> [WORK TASK]
Only the pictures are to be left out; write out the rest of the data exactly.

(Entries from a dataset of interfaces)
· · · · · · ·
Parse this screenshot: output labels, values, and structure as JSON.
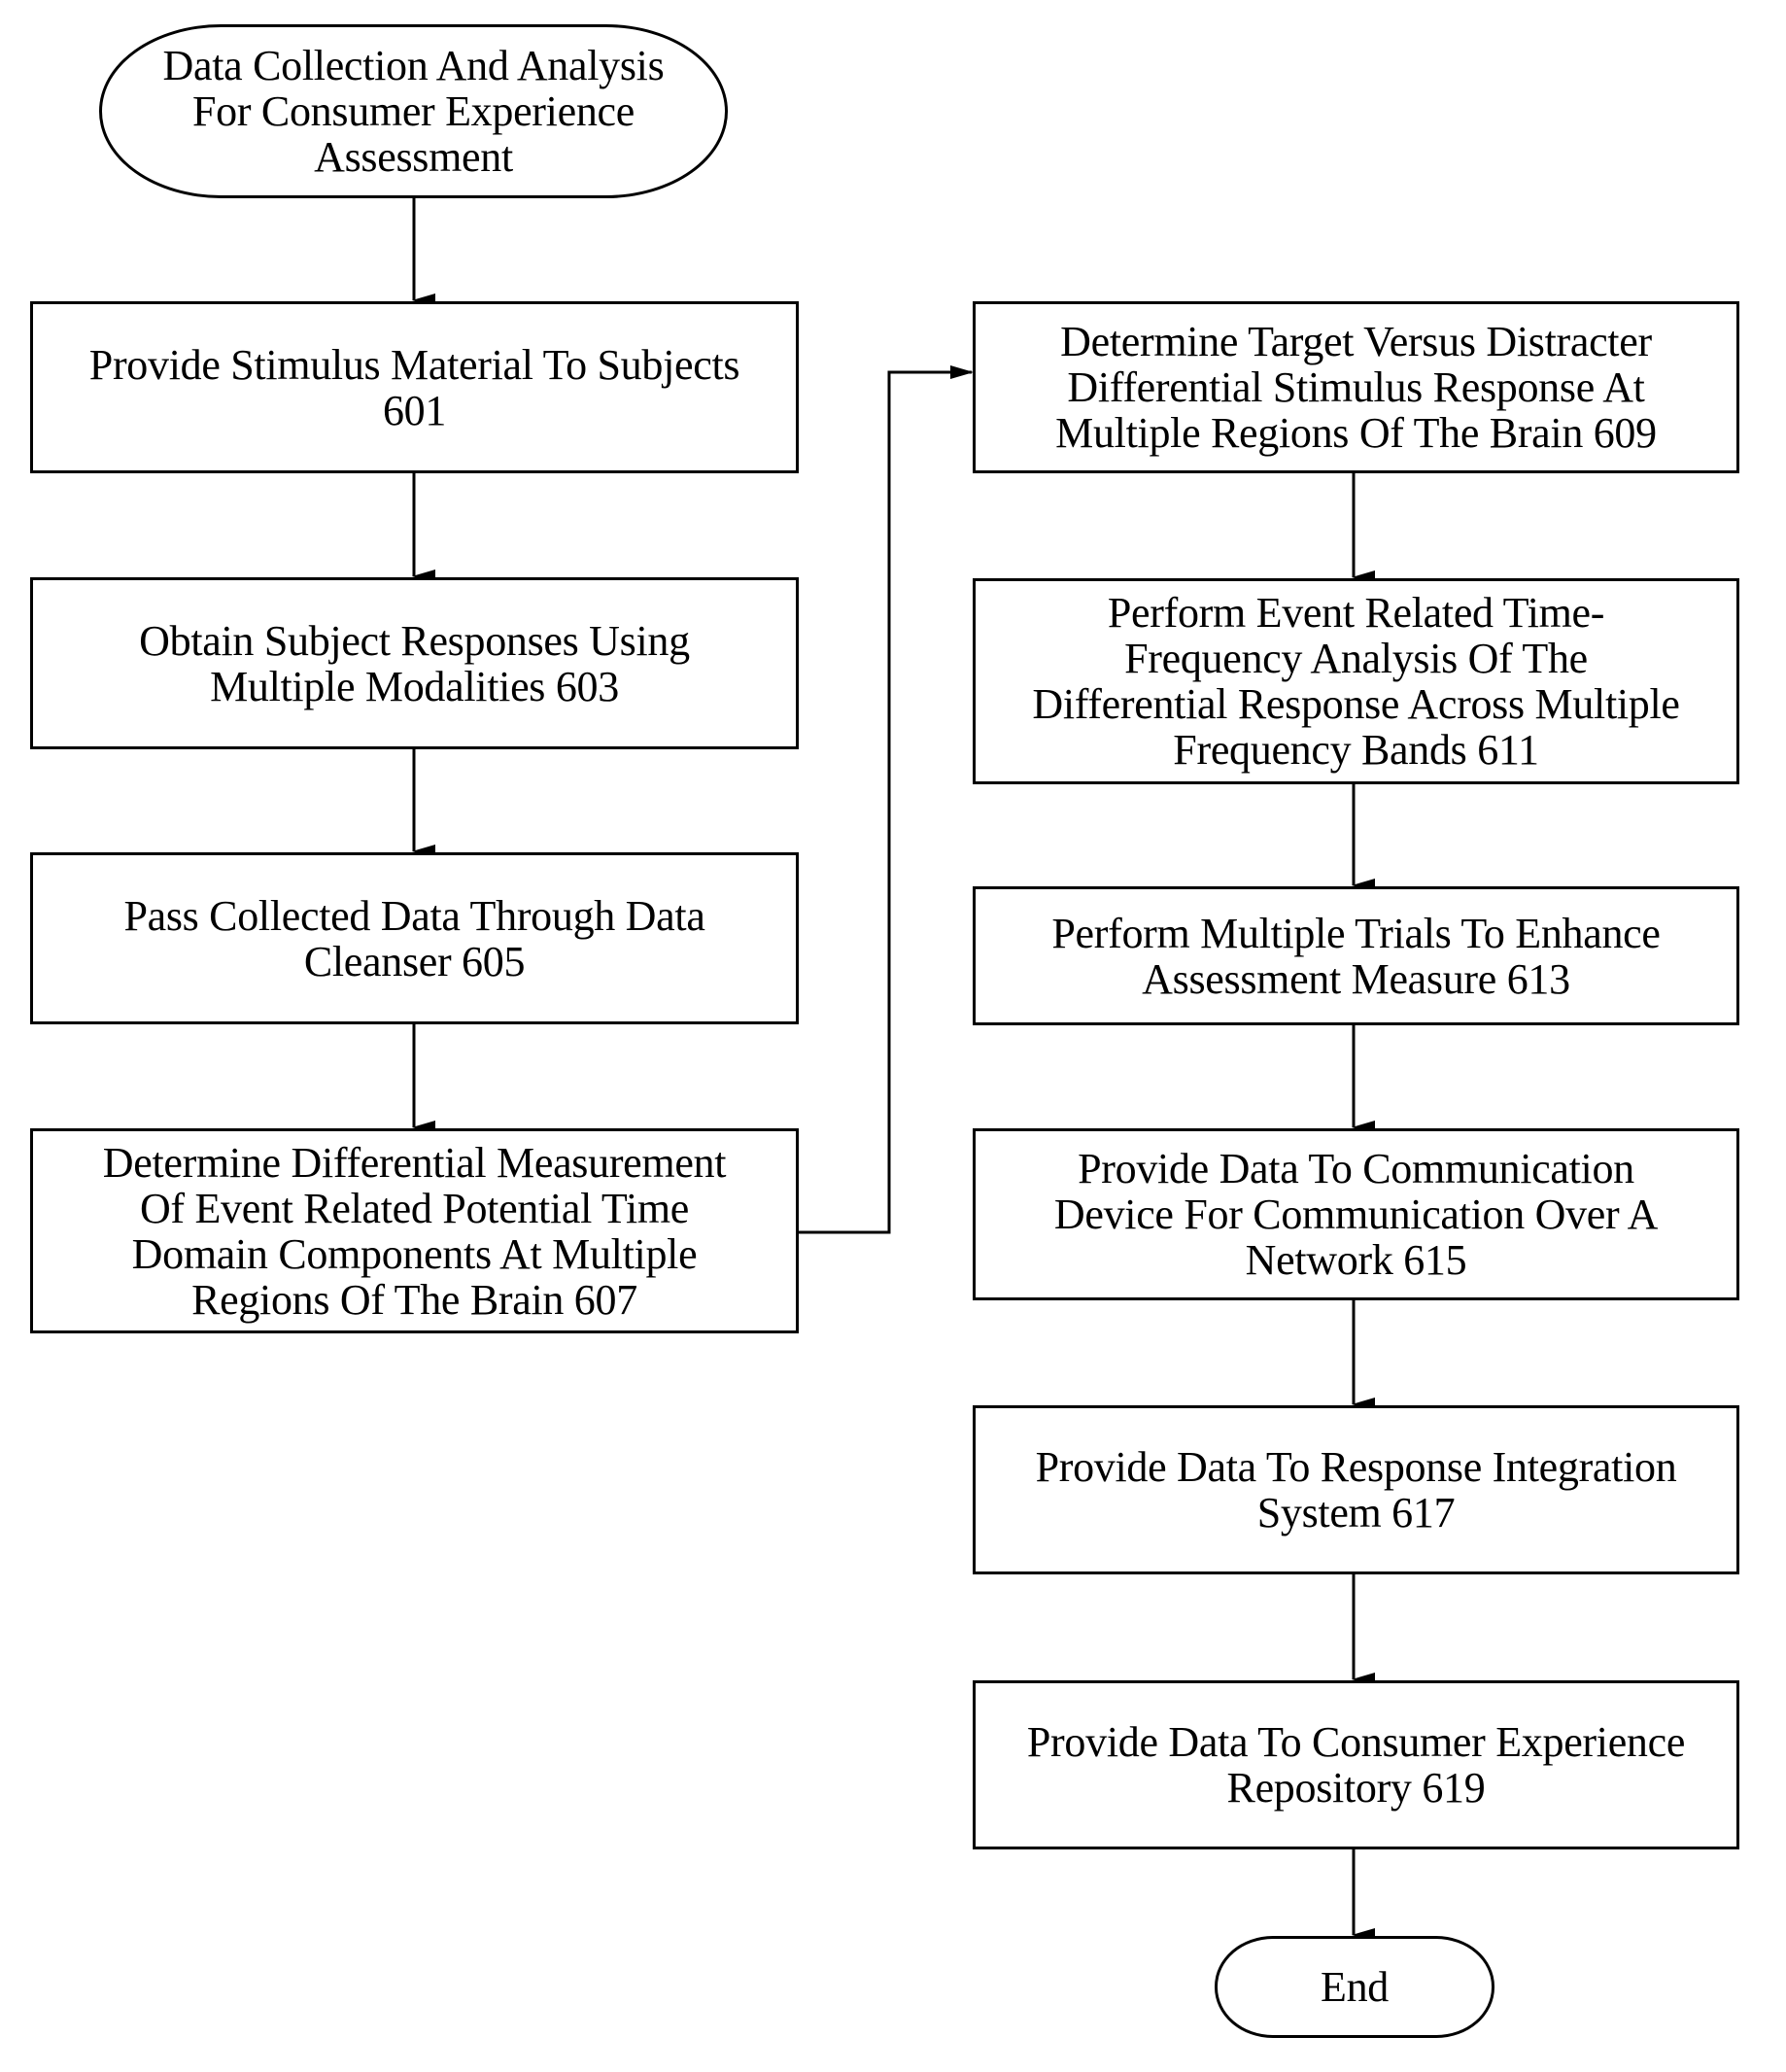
{
  "diagram": {
    "type": "flowchart",
    "start": {
      "label": "Data Collection And Analysis\nFor Consumer Experience\nAssessment"
    },
    "end": {
      "label": "End"
    },
    "steps": [
      {
        "id": "601",
        "label": "Provide Stimulus Material To Subjects\n601"
      },
      {
        "id": "603",
        "label": "Obtain Subject Responses Using\nMultiple Modalities 603"
      },
      {
        "id": "605",
        "label": "Pass Collected Data Through Data\nCleanser 605"
      },
      {
        "id": "607",
        "label": "Determine Differential Measurement\nOf Event Related Potential Time\nDomain Components At Multiple\nRegions Of The Brain 607"
      },
      {
        "id": "609",
        "label": "Determine Target Versus Distracter\nDifferential Stimulus Response At\nMultiple Regions Of The Brain 609"
      },
      {
        "id": "611",
        "label": "Perform Event Related Time-\nFrequency Analysis Of The\nDifferential Response Across Multiple\nFrequency Bands 611"
      },
      {
        "id": "613",
        "label": "Perform Multiple Trials To Enhance\nAssessment Measure 613"
      },
      {
        "id": "615",
        "label": "Provide Data To Communication\nDevice For Communication Over A\nNetwork 615"
      },
      {
        "id": "617",
        "label": "Provide Data To Response Integration\nSystem 617"
      },
      {
        "id": "619",
        "label": "Provide Data To Consumer Experience\nRepository 619"
      }
    ],
    "edges": [
      [
        "start",
        "601"
      ],
      [
        "601",
        "603"
      ],
      [
        "603",
        "605"
      ],
      [
        "605",
        "607"
      ],
      [
        "607",
        "609"
      ],
      [
        "609",
        "611"
      ],
      [
        "611",
        "613"
      ],
      [
        "613",
        "615"
      ],
      [
        "615",
        "617"
      ],
      [
        "617",
        "619"
      ],
      [
        "619",
        "end"
      ]
    ]
  }
}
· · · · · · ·
> [WRITTEN ANSWER]
Parse this screenshot: output labels, values, and structure as JSON.
{
  "diagram": {
    "type": "flowchart",
    "start": {
      "label": "Data Collection And Analysis\nFor Consumer Experience\nAssessment"
    },
    "end": {
      "label": "End"
    },
    "steps": [
      {
        "id": "601",
        "label": "Provide Stimulus Material To Subjects\n601"
      },
      {
        "id": "603",
        "label": "Obtain Subject Responses Using\nMultiple Modalities 603"
      },
      {
        "id": "605",
        "label": "Pass Collected Data Through Data\nCleanser 605"
      },
      {
        "id": "607",
        "label": "Determine Differential Measurement\nOf Event Related Potential Time\nDomain Components At Multiple\nRegions Of The Brain 607"
      },
      {
        "id": "609",
        "label": "Determine Target Versus Distracter\nDifferential Stimulus Response At\nMultiple Regions Of The Brain 609"
      },
      {
        "id": "611",
        "label": "Perform Event Related Time-\nFrequency Analysis Of The\nDifferential Response Across Multiple\nFrequency Bands 611"
      },
      {
        "id": "613",
        "label": "Perform Multiple Trials To Enhance\nAssessment Measure 613"
      },
      {
        "id": "615",
        "label": "Provide Data To Communication\nDevice For Communication Over A\nNetwork 615"
      },
      {
        "id": "617",
        "label": "Provide Data To Response Integration\nSystem 617"
      },
      {
        "id": "619",
        "label": "Provide Data To Consumer Experience\nRepository 619"
      }
    ],
    "edges": [
      [
        "start",
        "601"
      ],
      [
        "601",
        "603"
      ],
      [
        "603",
        "605"
      ],
      [
        "605",
        "607"
      ],
      [
        "607",
        "609"
      ],
      [
        "609",
        "611"
      ],
      [
        "611",
        "613"
      ],
      [
        "613",
        "615"
      ],
      [
        "615",
        "617"
      ],
      [
        "617",
        "619"
      ],
      [
        "619",
        "end"
      ]
    ]
  }
}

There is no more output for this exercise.